- _WHAT IS EXPECTED_: Output only how many lines below contain "David".

- _EXERCISE MATERIAL_:

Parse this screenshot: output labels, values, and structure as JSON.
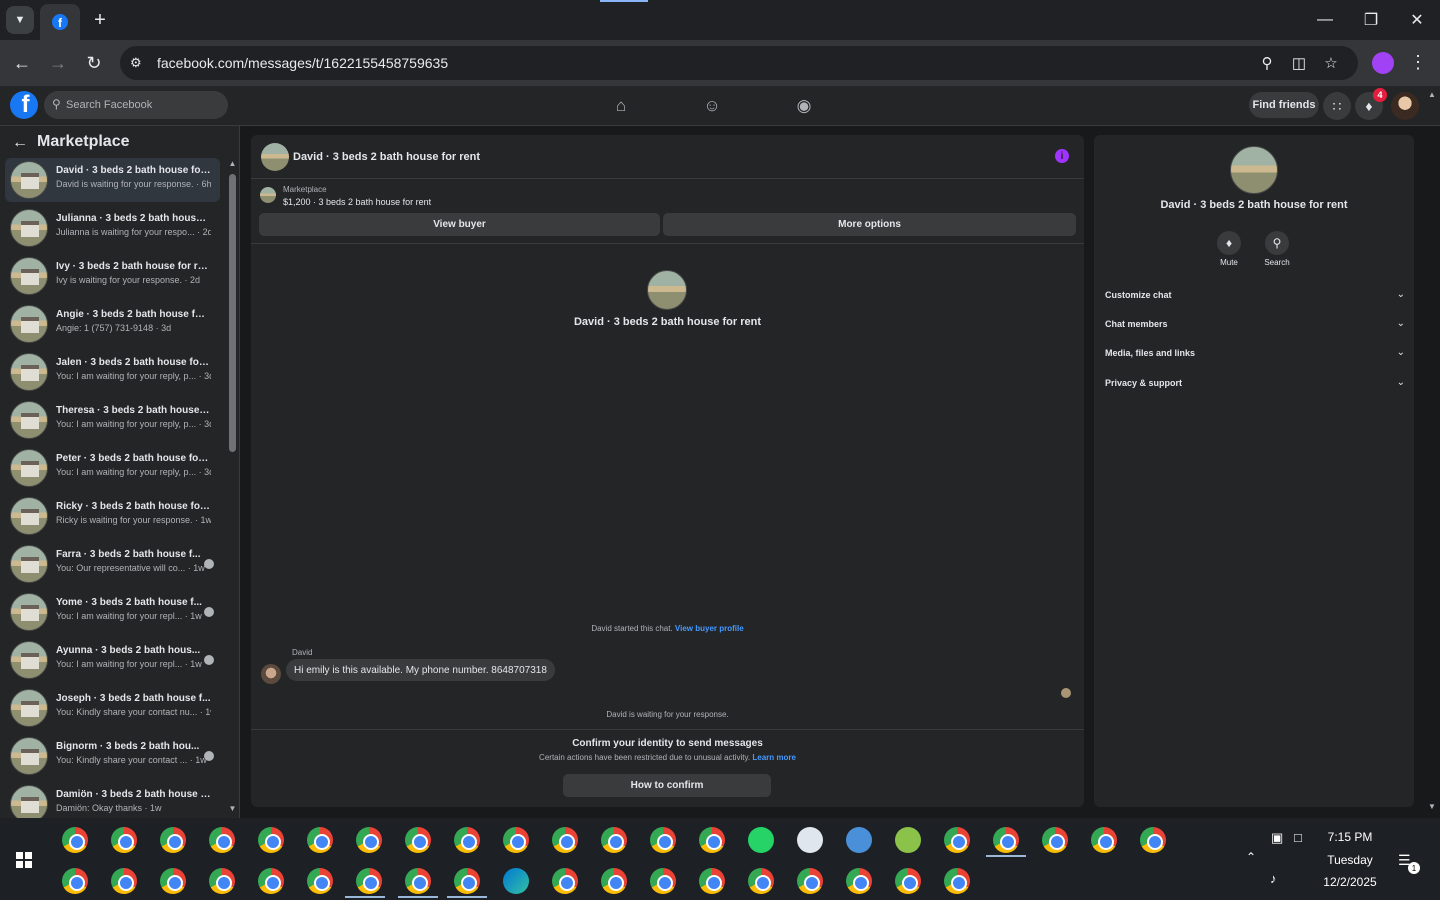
{
  "browser": {
    "url": "facebook.com/messages/t/1622155458759635",
    "new_tab_symbol": "+",
    "icons": [
      "tab-list-icon",
      "facebook-icon",
      "plus-icon",
      "minimize-icon",
      "restore-icon",
      "close-icon",
      "back-icon",
      "forward-icon",
      "reload-icon",
      "site-info-icon",
      "zoom-icon",
      "install-icon",
      "star-icon",
      "profile-icon",
      "more-vert-icon"
    ]
  },
  "fb_header": {
    "search_placeholder": "Search Facebook",
    "find_friends": "Find friends",
    "notification_count": "4"
  },
  "sidebar": {
    "title": "Marketplace",
    "conversations": [
      {
        "name": "David · 3 beds 2 bath house for...",
        "sub": "David is waiting for your response. · 6h",
        "active": true
      },
      {
        "name": "Julianna · 3 beds 2 bath house ...",
        "sub": "Julianna is waiting for your respo... · 2d"
      },
      {
        "name": "Ivy · 3 beds 2 bath house for rent",
        "sub": "Ivy is waiting for your response. · 2d"
      },
      {
        "name": "Angie · 3 beds 2 bath house for...",
        "sub": "Angie: 1 (757) 731-9148 · 3d"
      },
      {
        "name": "Jalen · 3 beds 2 bath house for ...",
        "sub": "You: I am waiting for your reply, p... · 3d"
      },
      {
        "name": "Theresa · 3 beds 2 bath house f...",
        "sub": "You: I am waiting for your reply, p... · 3d"
      },
      {
        "name": "Peter · 3 beds 2 bath house for ...",
        "sub": "You: I am waiting for your reply, p... · 3d"
      },
      {
        "name": "Ricky · 3 beds 2 bath house for ...",
        "sub": "Ricky is waiting for your response. · 1w"
      },
      {
        "name": "Farra · 3 beds 2 bath house f...",
        "sub": "You: Our representative will co... · 1w"
      },
      {
        "name": "Yome · 3 beds 2 bath house f...",
        "sub": "You: I am waiting for your repl... · 1w"
      },
      {
        "name": "Ayunna · 3 beds 2 bath hous...",
        "sub": "You: I am waiting for your repl... · 1w"
      },
      {
        "name": "Joseph · 3 beds 2 bath house f...",
        "sub": "You: Kindly share your contact nu... · 1w"
      },
      {
        "name": "Bignorm · 3 beds 2 bath hou...",
        "sub": "You: Kindly share your contact ... · 1w"
      },
      {
        "name": "Damiön · 3 beds 2 bath house f...",
        "sub": "Damiön: Okay thanks · 1w"
      }
    ]
  },
  "chat": {
    "header_title": "David · 3 beds 2 bath house for rent",
    "marketplace_label": "Marketplace",
    "marketplace_item": "$1,200 · 3 beds 2 bath house for rent",
    "view_buyer": "View buyer",
    "more_options": "More options",
    "center_title": "David · 3 beds 2 bath house for rent",
    "started_text": "David started this chat.",
    "started_link": "View buyer profile",
    "message_sender": "David",
    "message_text": "Hi emily is this available. My phone number.  8648707318",
    "waiting_text": "David is waiting for your response.",
    "confirm_title": "Confirm your identity to send messages",
    "confirm_sub": "Certain actions have been restricted due to unusual activity.",
    "learn_more": "Learn more",
    "how_to_confirm": "How to confirm"
  },
  "right_panel": {
    "title": "David · 3 beds 2 bath house for rent",
    "mute": "Mute",
    "search": "Search",
    "sections": [
      "Customize chat",
      "Chat members",
      "Media, files and links",
      "Privacy & support"
    ]
  },
  "taskbar": {
    "time": "7:15 PM",
    "day": "Tuesday",
    "date": "12/2/2025",
    "notification_count": "1"
  }
}
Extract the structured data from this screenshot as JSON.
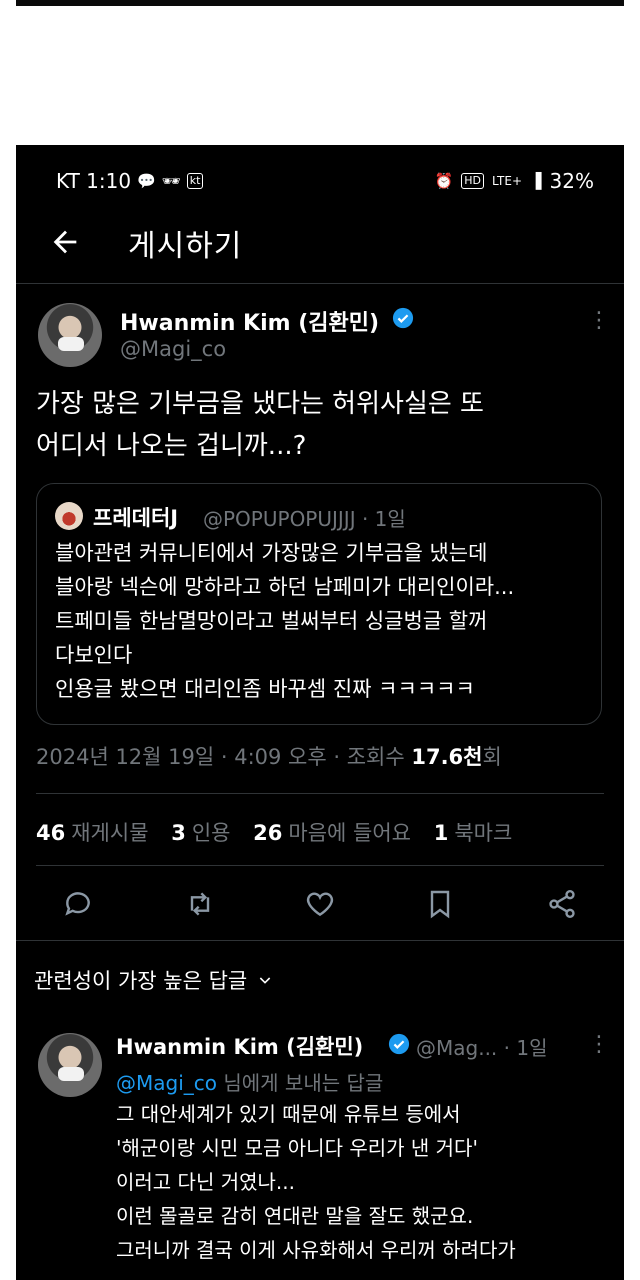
{
  "status_bar": {
    "carrier_time": "KT 1:10",
    "left_icons": [
      "chat-bubble-icon",
      "incognito-icon",
      "kakao-kt-icon"
    ],
    "right_icons": [
      "alarm-icon",
      "hd-icon",
      "lte-plus-icon",
      "signal-icon"
    ],
    "battery": "32%"
  },
  "header": {
    "title": "게시하기"
  },
  "tweet": {
    "author": "Hwanmin Kim (김환민)",
    "handle": "@Magi_co",
    "text_lines": [
      "가장 많은 기부금을 냈다는 허위사실은 또",
      "어디서 나오는 겁니까...?"
    ],
    "quote": {
      "author": "프레데터J",
      "handle_time": "@POPUPOPUJJJJ · 1일",
      "lines": [
        "블아관련 커뮤니티에서 가장많은 기부금을 냈는데",
        "블아랑 넥슨에 망하라고 하던 남페미가 대리인이라...",
        "트페미들 한남멸망이라고 벌써부터 싱글벙글 할꺼",
        "다보인다",
        "인용글 봤으면 대리인좀 바꾸셈 진짜 ㅋㅋㅋㅋㅋ"
      ]
    },
    "meta": {
      "datetime": "2024년 12월 19일 · 4:09 오후 · 조회수 ",
      "views": "17.6천",
      "views_suffix": "회"
    },
    "stats": {
      "retweets_num": "46",
      "retweets_label": "재게시물",
      "quotes_num": "3",
      "quotes_label": "인용",
      "likes_num": "26",
      "likes_label": "마음에 들어요",
      "bookmarks_num": "1",
      "bookmarks_label": "북마크"
    }
  },
  "relevance_label": "관련성이 가장 높은 답글",
  "reply": {
    "author": "Hwanmin Kim (김환민)",
    "handle_time": "@Mag... · 1일",
    "reply_to_mention": "@Magi_co",
    "reply_to_suffix": " 님에게 보내는 답글",
    "lines": [
      "그 대안세계가 있기 때문에 유튜브 등에서",
      "'해군이랑 시민 모금 아니다 우리가 낸 거다'",
      "이러고 다닌 거였나...",
      "이런 몰골로 감히 연대란 말을 잘도 했군요.",
      "그러니까 결국 이게 사유화해서 우리꺼 하려다가"
    ]
  },
  "colors": {
    "background": "#000000",
    "accent": "#1d9bf0",
    "muted": "#71767b",
    "divider": "#2f3336"
  }
}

- _EXERCISE OUTPUT_: 8